• **Your instructions**
Nothing in the entries may change when you repeat them, and no images may appear.

(Interface dataset entries)
^^^^

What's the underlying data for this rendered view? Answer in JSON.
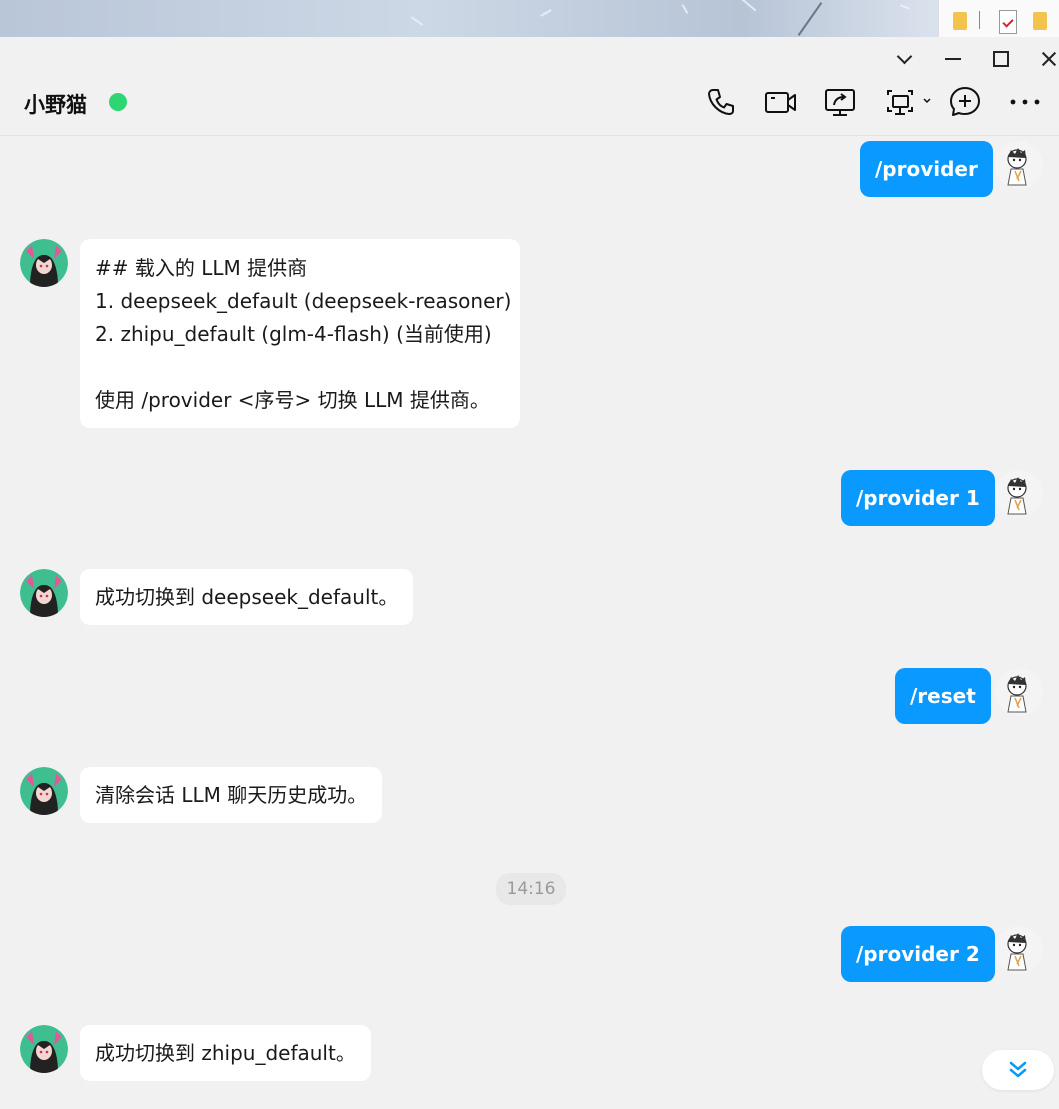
{
  "window": {
    "title": "小野猫",
    "online_status_color": "#2ed573"
  },
  "header_icons": [
    "phone-icon",
    "video-call-icon",
    "screen-share-icon",
    "remote-control-icon",
    "add-chat-icon",
    "more-icon"
  ],
  "messages": [
    {
      "sender": "me",
      "text": "/provider"
    },
    {
      "sender": "bot",
      "text": "## 载入的 LLM 提供商\n1. deepseek_default (deepseek-reasoner)\n2. zhipu_default (glm-4-flash) (当前使用)\n\n使用 /provider <序号> 切换 LLM 提供商。"
    },
    {
      "sender": "me",
      "text": "/provider 1"
    },
    {
      "sender": "bot",
      "text": "成功切换到 deepseek_default。"
    },
    {
      "sender": "me",
      "text": "/reset"
    },
    {
      "sender": "bot",
      "text": "清除会话 LLM 聊天历史成功。"
    },
    {
      "sender": "me",
      "text": "/provider 2"
    },
    {
      "sender": "bot",
      "text": "成功切换到 zhipu_default。"
    }
  ],
  "timestamp": "14:16",
  "colors": {
    "outgoing_bubble": "#0a99ff",
    "incoming_bubble": "#ffffff",
    "background": "#f1f1f1"
  }
}
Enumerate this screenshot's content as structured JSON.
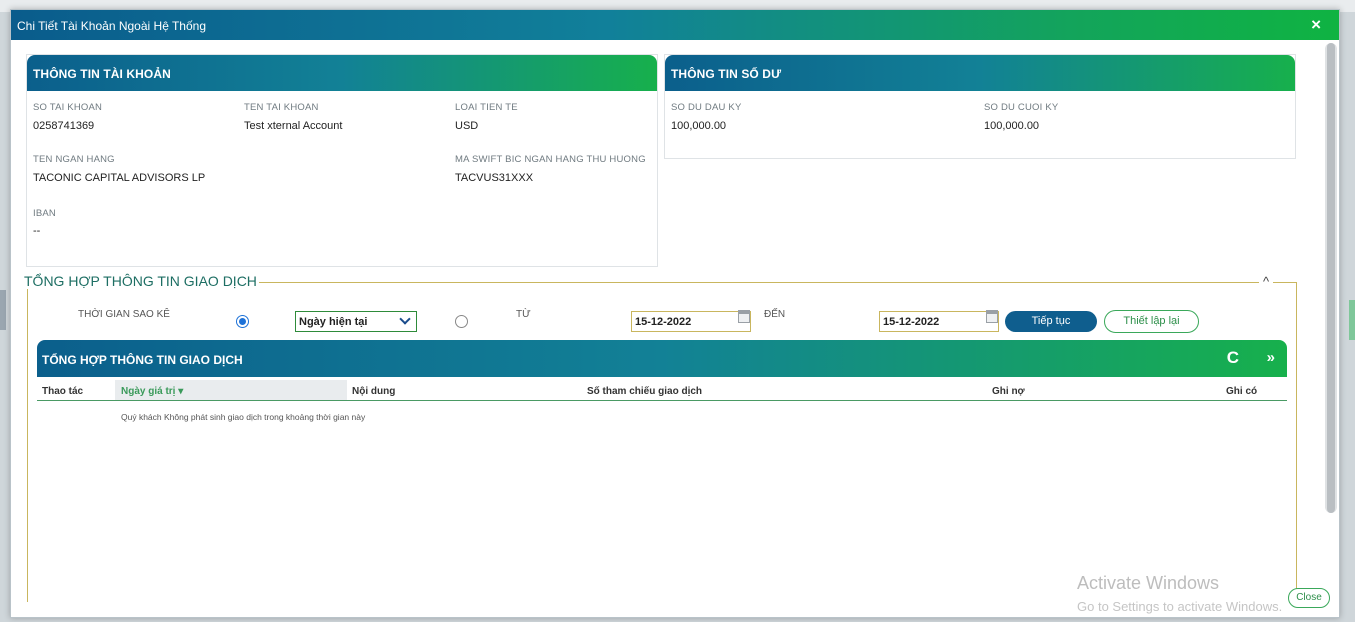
{
  "dialog": {
    "title": "Chi Tiết Tài Khoản Ngoài Hệ Thống",
    "close_symbol": "×",
    "close_button_label": "Close"
  },
  "account_info": {
    "heading": "THÔNG TIN TÀI KHOẢN",
    "account_number_label": "SO TAI KHOAN",
    "account_number": "0258741369",
    "account_name_label": "TEN TAI KHOAN",
    "account_name": "Test xternal Account",
    "currency_label": "LOAI TIEN TE",
    "currency": "USD",
    "bank_name_label": "TEN NGAN HANG",
    "bank_name": "TACONIC CAPITAL ADVISORS LP",
    "swift_label": "MA SWIFT BIC NGAN HANG THU HUONG",
    "swift": "TACVUS31XXX",
    "iban_label": "IBAN",
    "iban": "--"
  },
  "balance_info": {
    "heading": "THÔNG TIN SỐ DƯ",
    "opening_label": "SO DU DAU KY",
    "opening": "100,000.00",
    "closing_label": "SO DU CUOI KY",
    "closing": "100,000.00"
  },
  "transactions": {
    "section_title": "TỔNG HỢP THÔNG TIN GIAO DỊCH",
    "collapse_symbol": "^",
    "filter": {
      "period_label": "THỜI GIAN SAO KÊ",
      "period_selected": "Ngày hiện tại",
      "from_label": "TỪ",
      "from_date": "15-12-2022",
      "to_label": "ĐẾN",
      "to_date": "15-12-2022",
      "continue_label": "Tiếp tục",
      "reset_label": "Thiết lập lại"
    },
    "grid": {
      "title": "TỔNG HỢP THÔNG TIN GIAO DỊCH",
      "refresh_symbol": "C",
      "expand_symbol": "»",
      "columns": [
        "Thao tác",
        "Ngày giá trị ▾",
        "Nội dung",
        "Số tham chiếu giao dịch",
        "Ghi nợ",
        "Ghi có"
      ],
      "empty_message": "Quý khách Không phát sinh giao dịch trong khoảng thời gian này"
    }
  },
  "watermark": {
    "line1": "Activate Windows",
    "line2": "Go to Settings to activate Windows."
  },
  "colors": {
    "accent_blue": "#0f5e8e",
    "accent_green": "#17b04c",
    "border_gold": "#c9b65e"
  }
}
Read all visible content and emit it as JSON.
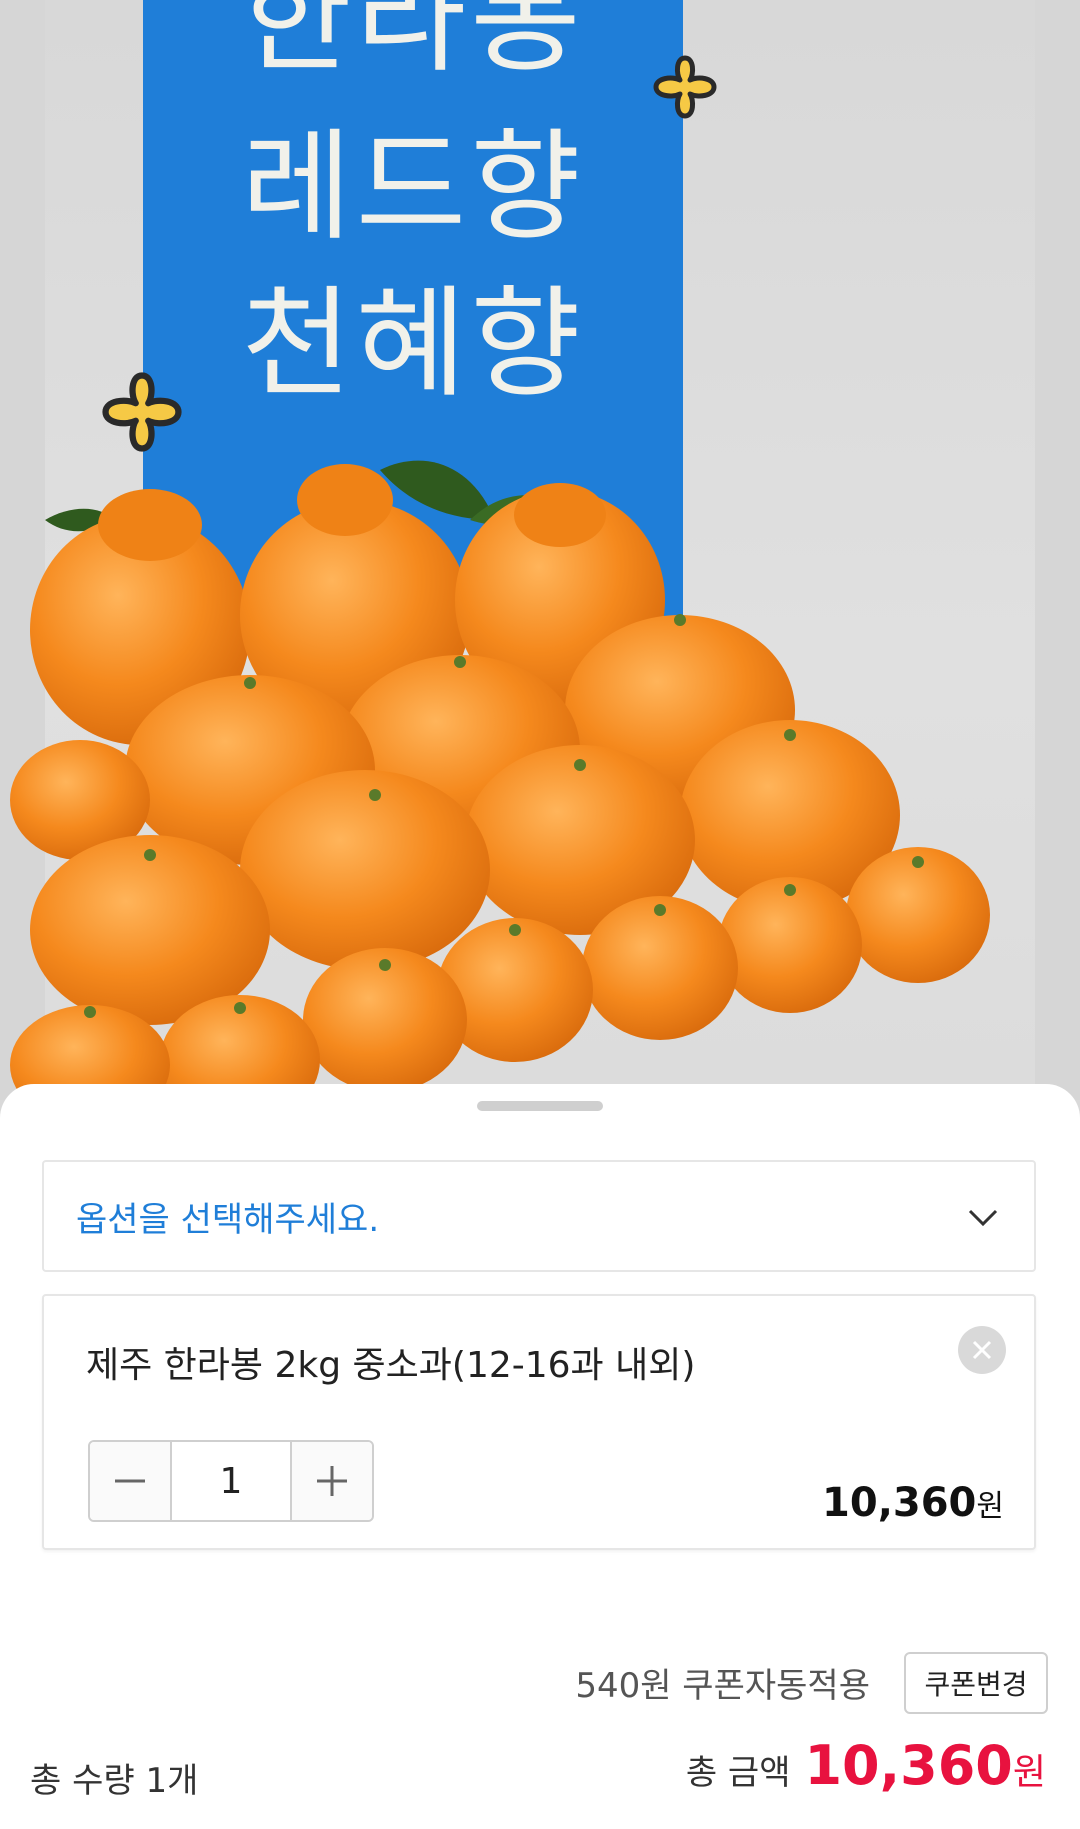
{
  "hero": {
    "banner_lines": [
      "한라봉",
      "레드향",
      "천혜향"
    ],
    "colors": {
      "banner": "#1f7ed8",
      "orange": "#f08a1e",
      "deco": "#f6c945"
    }
  },
  "sheet": {
    "option_placeholder": "옵션을 선택해주세요.",
    "item": {
      "name": "제주 한라봉 2kg 중소과(12-16과 내외)",
      "quantity": "1",
      "price": "10,360",
      "currency": "원"
    },
    "coupon": {
      "text": "540원 쿠폰자동적용",
      "button_label": "쿠폰변경"
    },
    "totals": {
      "quantity_text": "총 수량 1개",
      "amount_label": "총 금액",
      "amount": "10,360",
      "currency": "원"
    },
    "colors": {
      "accent": "#1f7ed8",
      "price_red": "#e8123f"
    },
    "icons": [
      "chevron-down-icon",
      "close-icon",
      "minus-icon",
      "plus-icon"
    ]
  }
}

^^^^

• **Result for this task**
What's the underlying data for this rendered view? Answer in JSON.
{
  "window": {
    "title": "小野猫",
    "online_status_color": "#2ed573"
  },
  "header_icons": [
    "phone-icon",
    "video-call-icon",
    "screen-share-icon",
    "remote-control-icon",
    "add-chat-icon",
    "more-icon"
  ],
  "messages": [
    {
      "sender": "me",
      "text": "/provider"
    },
    {
      "sender": "bot",
      "text": "## 载入的 LLM 提供商\n1. deepseek_default (deepseek-reasoner)\n2. zhipu_default (glm-4-flash) (当前使用)\n\n使用 /provider <序号> 切换 LLM 提供商。"
    },
    {
      "sender": "me",
      "text": "/provider 1"
    },
    {
      "sender": "bot",
      "text": "成功切换到 deepseek_default。"
    },
    {
      "sender": "me",
      "text": "/reset"
    },
    {
      "sender": "bot",
      "text": "清除会话 LLM 聊天历史成功。"
    },
    {
      "sender": "me",
      "text": "/provider 2"
    },
    {
      "sender": "bot",
      "text": "成功切换到 zhipu_default。"
    }
  ],
  "timestamp": "14:16",
  "colors": {
    "outgoing_bubble": "#0a99ff",
    "incoming_bubble": "#ffffff",
    "background": "#f1f1f1"
  }
}
Enumerate this screenshot's content as structured JSON.
{
  "dialog": {
    "title": "Chi Tiết Tài Khoản Ngoài Hệ Thống",
    "close_symbol": "×",
    "close_button_label": "Close"
  },
  "account_info": {
    "heading": "THÔNG TIN TÀI KHOẢN",
    "account_number_label": "SO TAI KHOAN",
    "account_number": "0258741369",
    "account_name_label": "TEN TAI KHOAN",
    "account_name": "Test xternal Account",
    "currency_label": "LOAI TIEN TE",
    "currency": "USD",
    "bank_name_label": "TEN NGAN HANG",
    "bank_name": "TACONIC CAPITAL ADVISORS LP",
    "swift_label": "MA SWIFT BIC NGAN HANG THU HUONG",
    "swift": "TACVUS31XXX",
    "iban_label": "IBAN",
    "iban": "--"
  },
  "balance_info": {
    "heading": "THÔNG TIN SỐ DƯ",
    "opening_label": "SO DU DAU KY",
    "opening": "100,000.00",
    "closing_label": "SO DU CUOI KY",
    "closing": "100,000.00"
  },
  "transactions": {
    "section_title": "TỔNG HỢP THÔNG TIN GIAO DỊCH",
    "collapse_symbol": "^",
    "filter": {
      "period_label": "THỜI GIAN SAO KÊ",
      "period_selected": "Ngày hiện tại",
      "from_label": "TỪ",
      "from_date": "15-12-2022",
      "to_label": "ĐẾN",
      "to_date": "15-12-2022",
      "continue_label": "Tiếp tục",
      "reset_label": "Thiết lập lại"
    },
    "grid": {
      "title": "TỔNG HỢP THÔNG TIN GIAO DỊCH",
      "refresh_symbol": "C",
      "expand_symbol": "»",
      "columns": [
        "Thao tác",
        "Ngày giá trị ▾",
        "Nội dung",
        "Số tham chiếu giao dịch",
        "Ghi nợ",
        "Ghi có"
      ],
      "empty_message": "Quý khách Không phát sinh giao dịch trong khoảng thời gian này"
    }
  },
  "watermark": {
    "line1": "Activate Windows",
    "line2": "Go to Settings to activate Windows."
  },
  "colors": {
    "accent_blue": "#0f5e8e",
    "accent_green": "#17b04c",
    "border_gold": "#c9b65e"
  }
}
Read all visible content and emit it as JSON.
{
  "hero": {
    "banner_lines": [
      "한라봉",
      "레드향",
      "천혜향"
    ],
    "colors": {
      "banner": "#1f7ed8",
      "orange": "#f08a1e",
      "deco": "#f6c945"
    }
  },
  "sheet": {
    "option_placeholder": "옵션을 선택해주세요.",
    "item": {
      "name": "제주 한라봉 2kg 중소과(12-16과 내외)",
      "quantity": "1",
      "price": "10,360",
      "currency": "원"
    },
    "coupon": {
      "text": "540원 쿠폰자동적용",
      "button_label": "쿠폰변경"
    },
    "totals": {
      "quantity_text": "총 수량 1개",
      "amount_label": "총 금액",
      "amount": "10,360",
      "currency": "원"
    },
    "colors": {
      "accent": "#1f7ed8",
      "price_red": "#e8123f"
    },
    "icons": [
      "chevron-down-icon",
      "close-icon",
      "minus-icon",
      "plus-icon"
    ]
  }
}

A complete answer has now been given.